Amputees who experience phantom limb pain could find relief in a surprisingly simple way - by watching someone else rub their hands together.
The treatment seems to fool the brain that it is their missing hand being massaged, according to the American researchers, who worked with combat veterans. Phantom limbs occur when an amputee feels the often painful sensation of touch arising from a limb that is no longer present.
Lead researcher Vilayanur Ramachandran from the Centre for Brain and Cognition at the University of California, used newly discovered properties of mirror neurons to soothe the ache.
Mirror neurons fire when a person performs an intentional action - such as waving - and also when they observe someone else performing the same action. They are thought to help us predict the intentions of others by creating a "virtual reality" simulation of the action in our minds.
"You also find cells like this for touch," says Ramachandran. "They fire when you touch yourself and when you watch someone else being touched in the same location."

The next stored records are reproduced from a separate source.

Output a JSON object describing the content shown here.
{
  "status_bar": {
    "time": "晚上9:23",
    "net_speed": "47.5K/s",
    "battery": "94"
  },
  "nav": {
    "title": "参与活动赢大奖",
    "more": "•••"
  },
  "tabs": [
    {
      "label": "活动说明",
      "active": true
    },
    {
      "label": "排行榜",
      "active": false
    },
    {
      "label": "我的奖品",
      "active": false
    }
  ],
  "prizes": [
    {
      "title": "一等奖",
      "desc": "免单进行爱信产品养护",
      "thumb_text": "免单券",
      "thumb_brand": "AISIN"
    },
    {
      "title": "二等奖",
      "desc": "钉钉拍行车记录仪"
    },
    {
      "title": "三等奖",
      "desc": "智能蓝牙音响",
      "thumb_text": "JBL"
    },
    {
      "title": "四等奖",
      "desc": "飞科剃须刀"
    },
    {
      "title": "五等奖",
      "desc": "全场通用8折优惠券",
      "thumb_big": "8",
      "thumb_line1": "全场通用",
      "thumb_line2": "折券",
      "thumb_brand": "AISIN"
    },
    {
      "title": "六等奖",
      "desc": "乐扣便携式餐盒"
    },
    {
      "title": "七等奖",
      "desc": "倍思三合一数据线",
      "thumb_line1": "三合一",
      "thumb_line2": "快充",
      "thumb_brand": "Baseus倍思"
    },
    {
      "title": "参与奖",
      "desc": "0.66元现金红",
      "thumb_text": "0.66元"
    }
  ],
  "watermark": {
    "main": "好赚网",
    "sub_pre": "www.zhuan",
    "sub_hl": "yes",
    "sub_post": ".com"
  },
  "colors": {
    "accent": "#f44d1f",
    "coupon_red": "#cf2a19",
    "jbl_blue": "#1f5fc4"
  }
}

Ramachandran and his colleague and wife Diane Rogers-Ramachandran used a "mirror box" - a tool that creates the visual illusion of two hands for people who actually only have one. By placing an amputee's arms either side of a mirror - with the missing limb on the non-reflective side, the amputee sees the reflection of their normal hand superimposed on the location of their missing hand.
Two amputees watched their normal hand being prodded, and both felt the remarkable sensation of "being prodded" in their missing hand. In another experiment, when the amputees watched a volunteer's hand being stroked, they too began to experience a stroking sensation arising from their missing limb.
Source - Daily Mail